Patrick Marber’s The Red Lion was inspired by the writer falling in love with his local non-league football team, and finding he preferred the experience to watching the game at Premier League level. When his team hit financial difficulties, Marber formed a takeover group and continued to run the club on a shoestring budget until leaving the locale.

This experience forms the setting for the play, which takes place in the club dressing room of a non-league outfit, beautifully designed by Patrick Connellan. The Red Lion is told through three characters – the manager Kidd, the team’s odd-job man Yates, and Jordan, an aspiring player– with the action taking place over three Saturdays, neatly dividing the piece up into three acts.

The play details the story of Jordan – the team’s new superstar – and the attempted transferring of him to a better club. As the deal is made complicated by bungs, the saga of who benefits most from the transfer is pushed to the fore. All three men have their own interests in both themselves, the club and each other; and the dressing room becomes a metaphor for society and human behaviour within it.

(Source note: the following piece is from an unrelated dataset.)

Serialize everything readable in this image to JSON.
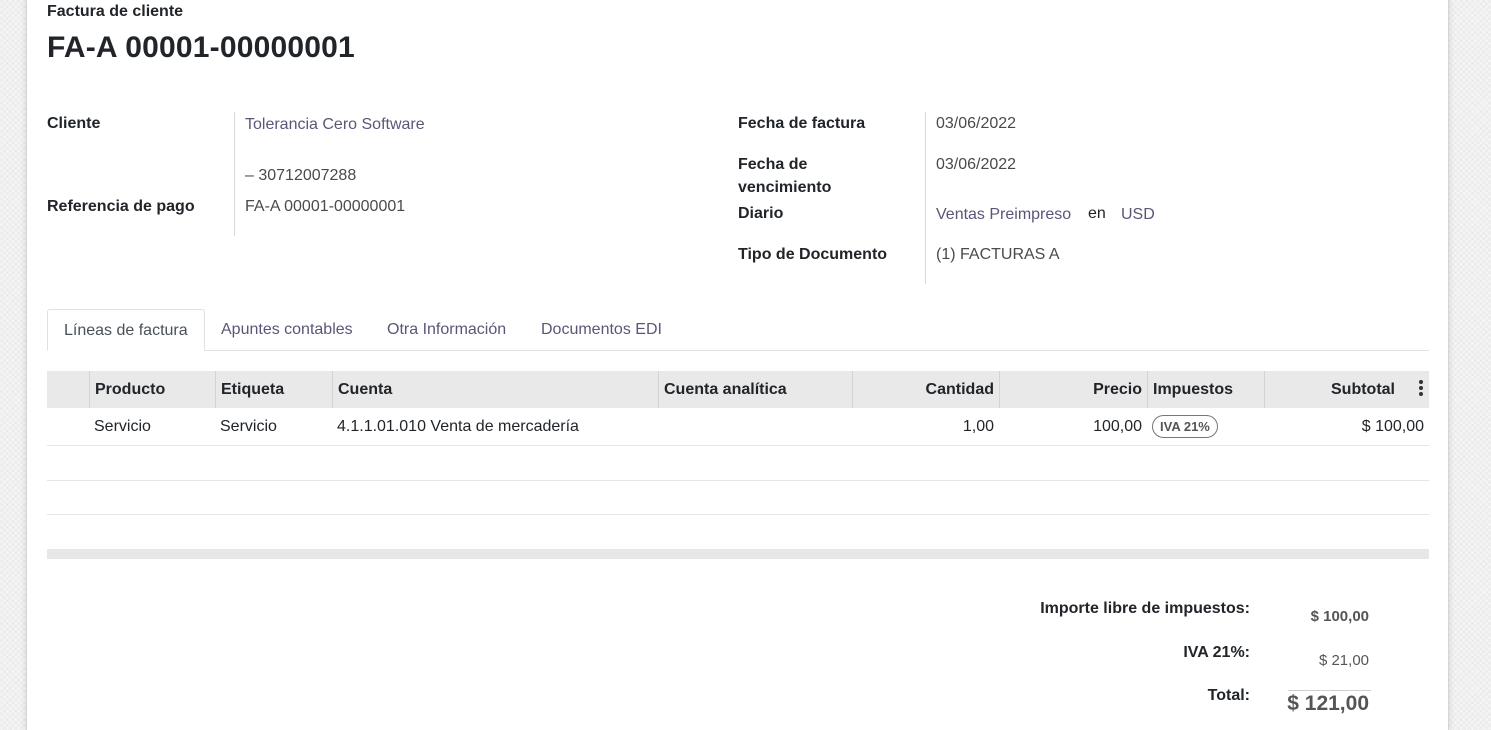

Although football forms the backdrop to the piece, this is a play for everyone, wonderfully detailing the human psyche at three stages of life from young to old, and the shifting of priorities from desire to ambition to reminiscence. The cast of Stephen Tompkinson, John Bowler and Dean Bone are captivating throughout, with special mention given to the blistering quick-fire nature of the opening act. Marber’s script is a delight; funny, touching and true. All of the lines are human, and the characters have a depth to them that is rarely seen, with surprises right up until the end and a genuine wonder as to what will happen beyond the ending of the play. There’s a sense that although the characters’ lives have changed, the dressing room exists regardless – an effective reminder that our time in the world is fleeting, and life will go on no matter what we achieve, or fail to.